> TASK DESCRIPTION:
No pictures, nothing altered: return the data below.

> RECORDS TO PROCESS:
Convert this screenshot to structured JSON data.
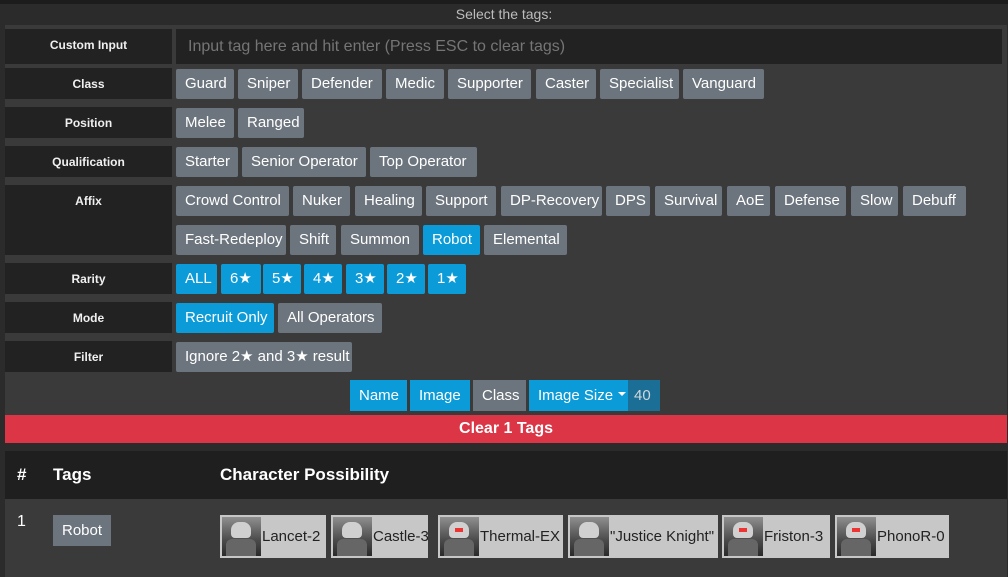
{
  "header": {
    "title": "Select the tags:"
  },
  "custom_input": {
    "label": "Custom Input",
    "placeholder": "Input tag here and hit enter (Press ESC to clear tags)"
  },
  "rows": {
    "class": {
      "label": "Class",
      "tags": [
        "Guard",
        "Sniper",
        "Defender",
        "Medic",
        "Supporter",
        "Caster",
        "Specialist",
        "Vanguard"
      ]
    },
    "position": {
      "label": "Position",
      "tags": [
        "Melee",
        "Ranged"
      ]
    },
    "qualification": {
      "label": "Qualification",
      "tags": [
        "Starter",
        "Senior Operator",
        "Top Operator"
      ]
    },
    "affix": {
      "label": "Affix",
      "tags": [
        "Crowd Control",
        "Nuker",
        "Healing",
        "Support",
        "DP-Recovery",
        "DPS",
        "Survival",
        "AoE",
        "Defense",
        "Slow",
        "Debuff",
        "Fast-Redeploy",
        "Shift",
        "Summon",
        "Robot",
        "Elemental"
      ],
      "active": "Robot"
    },
    "rarity": {
      "label": "Rarity",
      "tags": [
        "ALL",
        "6★",
        "5★",
        "4★",
        "3★",
        "2★",
        "1★"
      ]
    },
    "mode": {
      "label": "Mode",
      "tags": [
        "Recruit Only",
        "All Operators"
      ],
      "active": "Recruit Only"
    },
    "filter": {
      "label": "Filter",
      "tags": [
        "Ignore 2★ and 3★ result"
      ]
    }
  },
  "controls": {
    "name": "Name",
    "image": "Image",
    "class": "Class",
    "image_size": "Image Size",
    "image_size_value": "40"
  },
  "clear_button": "Clear 1 Tags",
  "results": {
    "headers": {
      "num": "#",
      "tags": "Tags",
      "chars": "Character Possibility"
    },
    "rows": [
      {
        "num": "1",
        "tag": "Robot",
        "characters": [
          "Lancet-2",
          "Castle-3",
          "Thermal-EX",
          "\"Justice Knight\"",
          "Friston-3",
          "PhonoR-0"
        ]
      }
    ]
  },
  "colors": {
    "active": "#0b9bd8",
    "inactive": "#6c757d",
    "danger": "#dc3545",
    "label_bg": "#222222"
  }
}
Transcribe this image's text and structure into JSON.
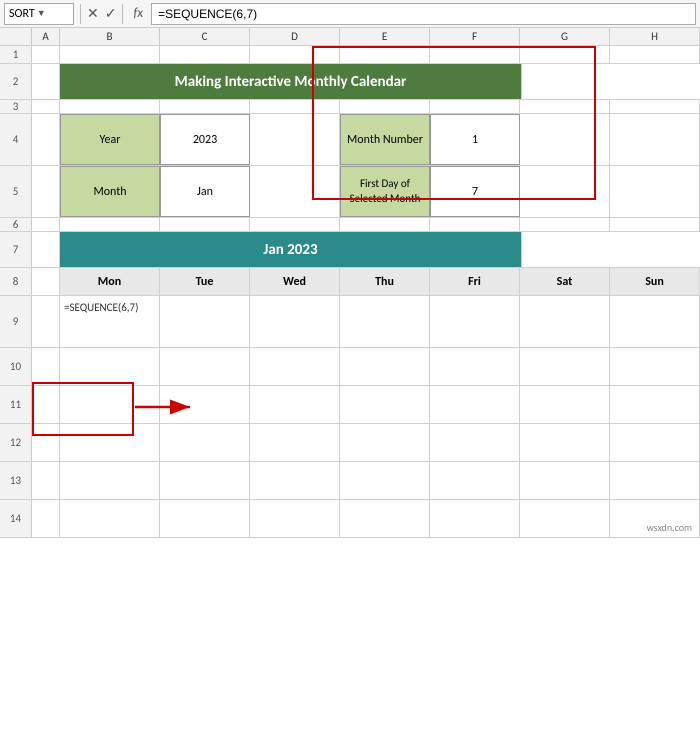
{
  "formulaBar": {
    "nameBox": "SORT",
    "formula": "=SEQUENCE(6,7)",
    "fxLabel": "fx",
    "cancelSymbol": "✕",
    "confirmSymbol": "✓"
  },
  "columns": [
    "A",
    "B",
    "C",
    "D",
    "E",
    "F",
    "G",
    "H"
  ],
  "rows": [
    "1",
    "2",
    "3",
    "4",
    "5",
    "6",
    "7",
    "8",
    "9",
    "10",
    "11",
    "12",
    "13",
    "14"
  ],
  "title": "Making Interactive Monthly Calendar",
  "infoTable": {
    "year_label": "Year",
    "year_value": "2023",
    "month_label": "Month",
    "month_value": "Jan",
    "month_number_label": "Month Number",
    "month_number_value": "1",
    "first_day_label": "First Day of Selected Month",
    "first_day_value": "7"
  },
  "calendarHeader": "Jan 2023",
  "dayHeaders": [
    "Mon",
    "Tue",
    "Wed",
    "Thu",
    "Fri",
    "Sat",
    "Sun"
  ],
  "formulaCell": "=SEQUENCE(6,7)"
}
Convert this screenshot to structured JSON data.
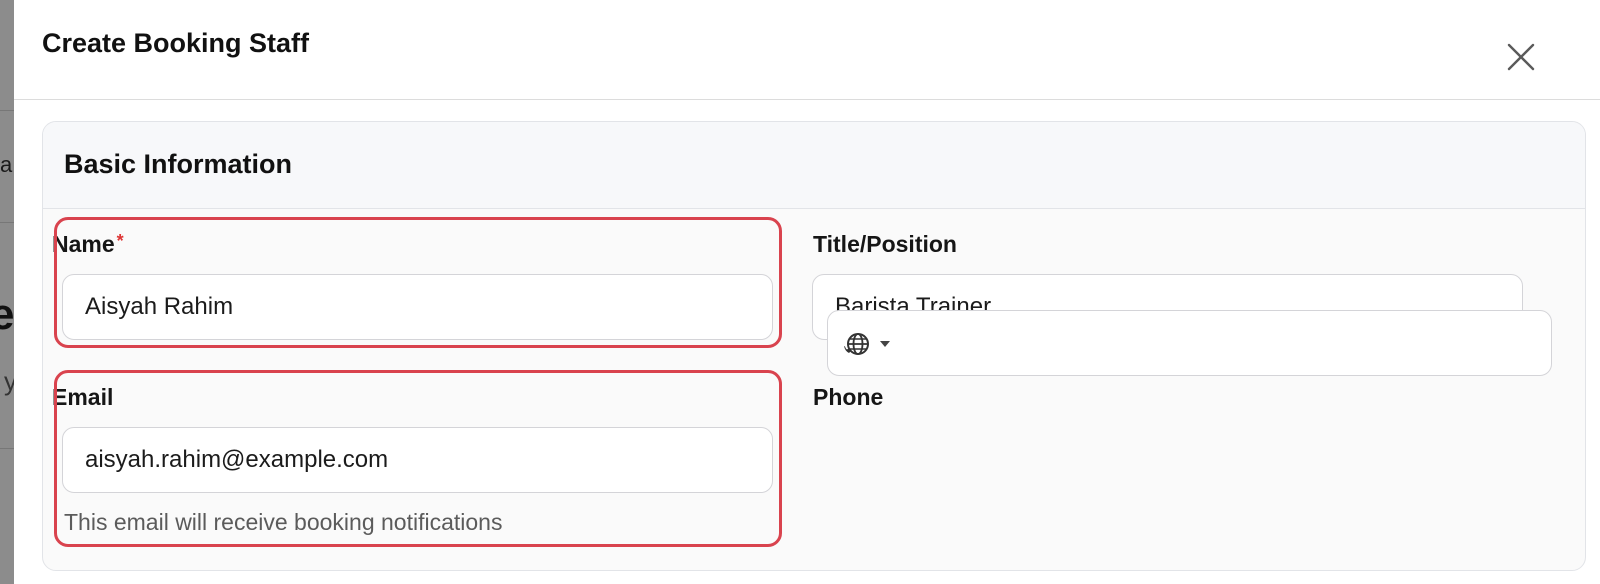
{
  "modal": {
    "title": "Create Booking Staff"
  },
  "section": {
    "title": "Basic Information"
  },
  "fields": {
    "name": {
      "label": "Name",
      "required_mark": "*",
      "value": "Aisyah Rahim"
    },
    "title_position": {
      "label": "Title/Position",
      "value": "Barista Trainer"
    },
    "email": {
      "label": "Email",
      "value": "aisyah.rahim@example.com",
      "help": "This email will receive booking notifications"
    },
    "phone": {
      "label": "Phone",
      "value": "",
      "country_icon": "globe-phone-icon"
    }
  },
  "background": {
    "fragment_a": "a",
    "fragment_e": "e",
    "fragment_y": "y"
  },
  "colors": {
    "highlight": "#d9434e",
    "required": "#dd3333"
  }
}
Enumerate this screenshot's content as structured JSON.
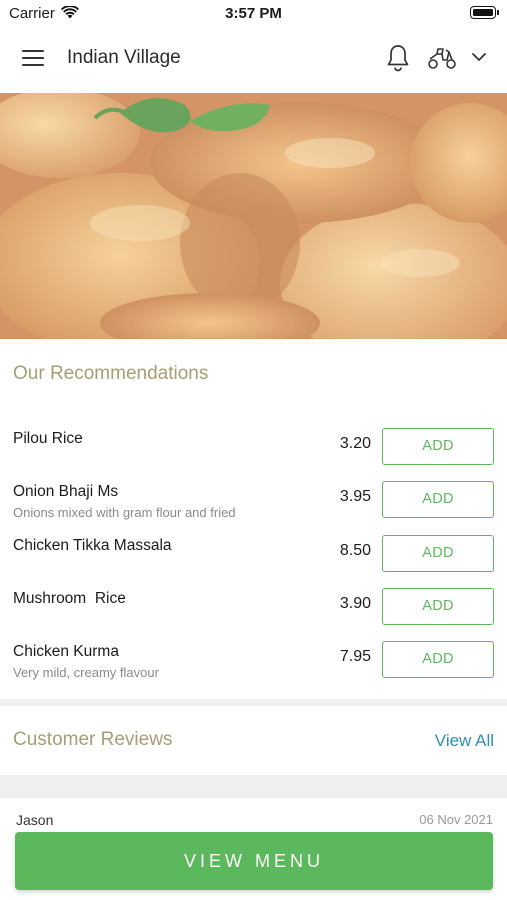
{
  "status_bar": {
    "carrier": "Carrier",
    "time": "3:57 PM"
  },
  "header": {
    "title": "Indian Village",
    "icons": [
      "menu-icon",
      "bell-icon",
      "scooter-icon",
      "chevron-down-icon"
    ]
  },
  "recommendations": {
    "title": "Our Recommendations",
    "add_label": "ADD",
    "items": [
      {
        "name": "Pilou Rice",
        "description": "",
        "price": "3.20"
      },
      {
        "name": "Onion Bhaji Ms",
        "description": "Onions mixed with gram flour and fried",
        "price": "3.95"
      },
      {
        "name": "Chicken Tikka Massala",
        "description": "",
        "price": "8.50"
      },
      {
        "name": "Mushroom  Rice",
        "description": "",
        "price": "3.90"
      },
      {
        "name": "Chicken Kurma",
        "description": "Very mild, creamy flavour",
        "price": "7.95"
      }
    ]
  },
  "reviews": {
    "title": "Customer Reviews",
    "view_all": "View All",
    "first": {
      "name": "Jason",
      "date": "06 Nov 2021"
    }
  },
  "footer": {
    "view_menu": "VIEW MENU"
  },
  "colors": {
    "accent_green": "#5cb85c",
    "section_title": "#a79e74",
    "link_blue": "#2f8fba"
  }
}
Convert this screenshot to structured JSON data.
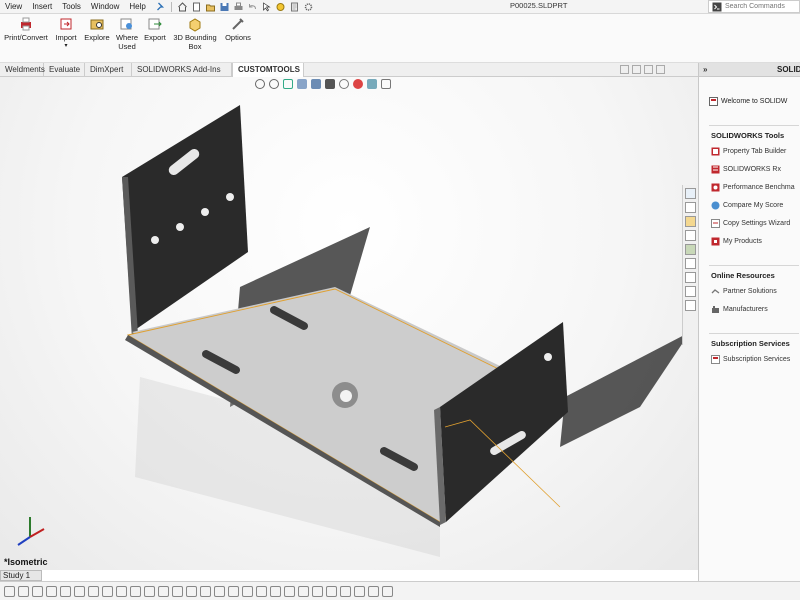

> EXERCISE SOLUTION:
Convert this screenshot to structured JSON data.
{
  "header": {
    "title": "Select the tags:"
  },
  "custom_input": {
    "label": "Custom Input",
    "placeholder": "Input tag here and hit enter (Press ESC to clear tags)"
  },
  "rows": {
    "class": {
      "label": "Class",
      "tags": [
        "Guard",
        "Sniper",
        "Defender",
        "Medic",
        "Supporter",
        "Caster",
        "Specialist",
        "Vanguard"
      ]
    },
    "position": {
      "label": "Position",
      "tags": [
        "Melee",
        "Ranged"
      ]
    },
    "qualification": {
      "label": "Qualification",
      "tags": [
        "Starter",
        "Senior Operator",
        "Top Operator"
      ]
    },
    "affix": {
      "label": "Affix",
      "tags": [
        "Crowd Control",
        "Nuker",
        "Healing",
        "Support",
        "DP-Recovery",
        "DPS",
        "Survival",
        "AoE",
        "Defense",
        "Slow",
        "Debuff",
        "Fast-Redeploy",
        "Shift",
        "Summon",
        "Robot",
        "Elemental"
      ],
      "active": "Robot"
    },
    "rarity": {
      "label": "Rarity",
      "tags": [
        "ALL",
        "6★",
        "5★",
        "4★",
        "3★",
        "2★",
        "1★"
      ]
    },
    "mode": {
      "label": "Mode",
      "tags": [
        "Recruit Only",
        "All Operators"
      ],
      "active": "Recruit Only"
    },
    "filter": {
      "label": "Filter",
      "tags": [
        "Ignore 2★ and 3★ result"
      ]
    }
  },
  "controls": {
    "name": "Name",
    "image": "Image",
    "class": "Class",
    "image_size": "Image Size",
    "image_size_value": "40"
  },
  "clear_button": "Clear 1 Tags",
  "results": {
    "headers": {
      "num": "#",
      "tags": "Tags",
      "chars": "Character Possibility"
    },
    "rows": [
      {
        "num": "1",
        "tag": "Robot",
        "characters": [
          "Lancet-2",
          "Castle-3",
          "Thermal-EX",
          "\"Justice Knight\"",
          "Friston-3",
          "PhonoR-0"
        ]
      }
    ]
  },
  "colors": {
    "active": "#0b9bd8",
    "inactive": "#6c757d",
    "danger": "#dc3545",
    "label_bg": "#222222"
  }
}
Transcribe this image's text and structure into JSON.
{
  "formulaBar": {
    "nameBox": "SORT",
    "formula": "=SEQUENCE(6,7)",
    "fxLabel": "fx",
    "cancelSymbol": "✕",
    "confirmSymbol": "✓"
  },
  "columns": [
    "A",
    "B",
    "C",
    "D",
    "E",
    "F",
    "G",
    "H"
  ],
  "rows": [
    "1",
    "2",
    "3",
    "4",
    "5",
    "6",
    "7",
    "8",
    "9",
    "10",
    "11",
    "12",
    "13",
    "14"
  ],
  "title": "Making Interactive Monthly Calendar",
  "infoTable": {
    "year_label": "Year",
    "year_value": "2023",
    "month_label": "Month",
    "month_value": "Jan",
    "month_number_label": "Month Number",
    "month_number_value": "1",
    "first_day_label": "First Day of Selected Month",
    "first_day_value": "7"
  },
  "calendarHeader": "Jan 2023",
  "dayHeaders": [
    "Mon",
    "Tue",
    "Wed",
    "Thu",
    "Fri",
    "Sat",
    "Sun"
  ],
  "formulaCell": "=SEQUENCE(6,7)"
}
Convert this screenshot to structured JSON data.
{
  "modal": {
    "title": "Create Booking Staff"
  },
  "section": {
    "title": "Basic Information"
  },
  "fields": {
    "name": {
      "label": "Name",
      "required_mark": "*",
      "value": "Aisyah Rahim"
    },
    "title_position": {
      "label": "Title/Position",
      "value": "Barista Trainer"
    },
    "email": {
      "label": "Email",
      "value": "aisyah.rahim@example.com",
      "help": "This email will receive booking notifications"
    },
    "phone": {
      "label": "Phone",
      "value": "",
      "country_icon": "globe-phone-icon"
    }
  },
  "background": {
    "fragment_a": "a",
    "fragment_e": "e",
    "fragment_y": "y"
  },
  "colors": {
    "highlight": "#d9434e",
    "required": "#dd3333"
  }
}
Enumerate this screenshot's content as structured JSON.
{
  "status_bar": {
    "carrier": "Carrier",
    "time": "3:57 PM"
  },
  "header": {
    "title": "Indian Village",
    "icons": [
      "menu-icon",
      "bell-icon",
      "scooter-icon",
      "chevron-down-icon"
    ]
  },
  "recommendations": {
    "title": "Our Recommendations",
    "add_label": "ADD",
    "items": [
      {
        "name": "Pilou Rice",
        "description": "",
        "price": "3.20"
      },
      {
        "name": "Onion Bhaji Ms",
        "description": "Onions mixed with gram flour and fried",
        "price": "3.95"
      },
      {
        "name": "Chicken Tikka Massala",
        "description": "",
        "price": "8.50"
      },
      {
        "name": "Mushroom  Rice",
        "description": "",
        "price": "3.90"
      },
      {
        "name": "Chicken Kurma",
        "description": "Very mild, creamy flavour",
        "price": "7.95"
      }
    ]
  },
  "reviews": {
    "title": "Customer Reviews",
    "view_all": "View All",
    "first": {
      "name": "Jason",
      "date": "06 Nov 2021"
    }
  },
  "footer": {
    "view_menu": "VIEW MENU"
  },
  "colors": {
    "accent_green": "#5cb85c",
    "section_title": "#a79e74",
    "link_blue": "#2f8fba"
  }
}
Convert this screenshot to structured JSON data.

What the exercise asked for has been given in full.